▼

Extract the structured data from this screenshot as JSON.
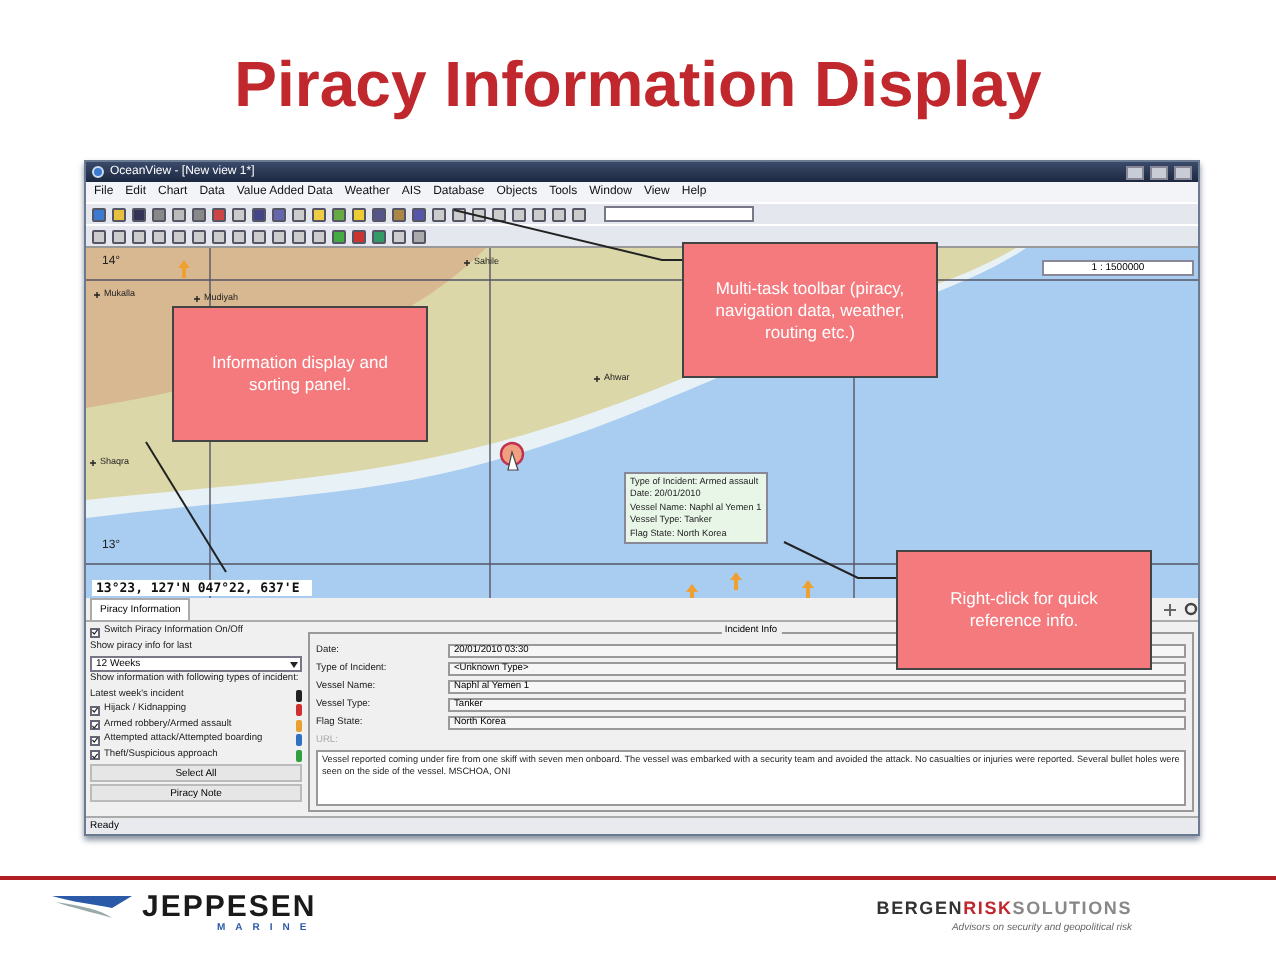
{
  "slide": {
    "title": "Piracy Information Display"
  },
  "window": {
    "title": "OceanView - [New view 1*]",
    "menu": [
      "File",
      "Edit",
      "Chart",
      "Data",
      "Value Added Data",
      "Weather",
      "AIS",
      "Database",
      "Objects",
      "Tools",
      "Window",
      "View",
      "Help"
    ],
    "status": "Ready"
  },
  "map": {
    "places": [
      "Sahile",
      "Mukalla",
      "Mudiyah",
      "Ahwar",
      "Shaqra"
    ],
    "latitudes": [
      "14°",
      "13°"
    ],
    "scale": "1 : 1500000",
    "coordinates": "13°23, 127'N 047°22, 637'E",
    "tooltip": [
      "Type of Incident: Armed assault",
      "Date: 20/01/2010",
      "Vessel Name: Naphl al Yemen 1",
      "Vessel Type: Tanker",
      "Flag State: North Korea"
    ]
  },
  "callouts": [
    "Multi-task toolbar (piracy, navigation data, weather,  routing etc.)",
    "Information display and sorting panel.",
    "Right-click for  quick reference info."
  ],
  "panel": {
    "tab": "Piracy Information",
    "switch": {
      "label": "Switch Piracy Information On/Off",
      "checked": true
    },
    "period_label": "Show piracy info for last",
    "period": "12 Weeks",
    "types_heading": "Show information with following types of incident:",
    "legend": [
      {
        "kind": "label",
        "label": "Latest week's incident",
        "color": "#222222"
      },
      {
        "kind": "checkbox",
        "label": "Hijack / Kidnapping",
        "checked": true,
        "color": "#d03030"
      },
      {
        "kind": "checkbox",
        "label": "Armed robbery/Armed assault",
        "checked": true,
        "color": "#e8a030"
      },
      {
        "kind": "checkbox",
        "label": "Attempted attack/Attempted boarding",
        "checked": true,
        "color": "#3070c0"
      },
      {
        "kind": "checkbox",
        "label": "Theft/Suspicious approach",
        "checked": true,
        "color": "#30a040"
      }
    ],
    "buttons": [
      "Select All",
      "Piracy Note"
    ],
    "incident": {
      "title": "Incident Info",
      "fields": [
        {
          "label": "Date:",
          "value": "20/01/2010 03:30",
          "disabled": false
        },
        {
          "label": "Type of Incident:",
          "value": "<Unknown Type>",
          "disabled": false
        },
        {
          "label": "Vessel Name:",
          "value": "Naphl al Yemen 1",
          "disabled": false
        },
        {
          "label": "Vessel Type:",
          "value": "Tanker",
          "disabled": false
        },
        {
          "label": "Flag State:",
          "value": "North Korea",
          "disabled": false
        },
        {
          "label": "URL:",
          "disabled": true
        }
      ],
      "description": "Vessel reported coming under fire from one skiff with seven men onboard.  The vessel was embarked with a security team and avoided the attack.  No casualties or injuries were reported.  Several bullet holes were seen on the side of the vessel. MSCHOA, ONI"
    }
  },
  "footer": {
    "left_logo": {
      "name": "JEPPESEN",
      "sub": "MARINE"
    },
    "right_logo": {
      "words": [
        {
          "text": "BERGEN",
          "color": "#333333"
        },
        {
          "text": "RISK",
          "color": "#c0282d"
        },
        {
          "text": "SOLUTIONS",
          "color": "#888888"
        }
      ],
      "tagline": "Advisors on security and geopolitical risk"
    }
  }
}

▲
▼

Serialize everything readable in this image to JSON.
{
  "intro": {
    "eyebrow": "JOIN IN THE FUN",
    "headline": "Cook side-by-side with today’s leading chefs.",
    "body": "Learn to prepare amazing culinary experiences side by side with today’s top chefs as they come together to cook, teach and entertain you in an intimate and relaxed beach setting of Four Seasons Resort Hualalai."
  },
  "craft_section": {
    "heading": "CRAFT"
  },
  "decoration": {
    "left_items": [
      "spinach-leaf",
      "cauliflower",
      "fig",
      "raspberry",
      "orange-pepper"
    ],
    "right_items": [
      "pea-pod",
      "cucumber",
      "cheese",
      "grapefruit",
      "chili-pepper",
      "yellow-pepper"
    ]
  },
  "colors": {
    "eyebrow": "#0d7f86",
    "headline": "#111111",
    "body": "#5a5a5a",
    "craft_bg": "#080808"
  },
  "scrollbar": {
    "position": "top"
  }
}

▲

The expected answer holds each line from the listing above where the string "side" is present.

▶ [Written response]:
      "description": "Vessel reported coming under fire from one skiff with seven men onboard.  The vessel was embarked with a security team and avoided the attack.  No casualties or injuries were reported.  Several bullet holes were seen on the side of the vessel. MSCHOA, ONI"
    "headline": "Cook side-by-side with today’s leading chefs.",
    "body": "Learn to prepare amazing culinary experiences side by side with today’s top chefs as they come together to cook, teach and entertain you in an intimate and relaxed beach setting of Four Seasons Resort Hualalai."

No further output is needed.